● RECORDS SHOWN:
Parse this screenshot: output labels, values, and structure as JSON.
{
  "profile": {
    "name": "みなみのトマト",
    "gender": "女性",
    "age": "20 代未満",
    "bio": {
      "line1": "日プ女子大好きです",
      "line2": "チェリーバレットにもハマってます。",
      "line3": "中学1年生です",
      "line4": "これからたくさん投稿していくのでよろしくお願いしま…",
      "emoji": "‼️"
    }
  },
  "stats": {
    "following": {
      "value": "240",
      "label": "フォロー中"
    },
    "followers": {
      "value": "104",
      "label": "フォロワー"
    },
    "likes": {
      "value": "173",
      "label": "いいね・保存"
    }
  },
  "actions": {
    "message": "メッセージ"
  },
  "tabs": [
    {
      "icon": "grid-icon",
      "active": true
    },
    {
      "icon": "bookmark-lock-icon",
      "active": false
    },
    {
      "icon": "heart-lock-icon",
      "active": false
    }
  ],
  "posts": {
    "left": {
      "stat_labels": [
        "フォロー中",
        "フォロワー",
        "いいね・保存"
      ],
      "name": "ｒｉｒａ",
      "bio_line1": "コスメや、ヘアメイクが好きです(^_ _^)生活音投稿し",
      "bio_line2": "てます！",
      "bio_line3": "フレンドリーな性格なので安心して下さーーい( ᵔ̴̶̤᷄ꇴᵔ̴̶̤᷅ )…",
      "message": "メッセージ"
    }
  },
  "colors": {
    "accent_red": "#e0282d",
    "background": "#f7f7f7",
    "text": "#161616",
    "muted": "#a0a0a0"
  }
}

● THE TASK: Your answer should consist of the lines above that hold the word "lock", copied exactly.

● ANSWER TO THIS TASK:
      "icon": "bookmark-lock-icon",
      "icon": "heart-lock-icon",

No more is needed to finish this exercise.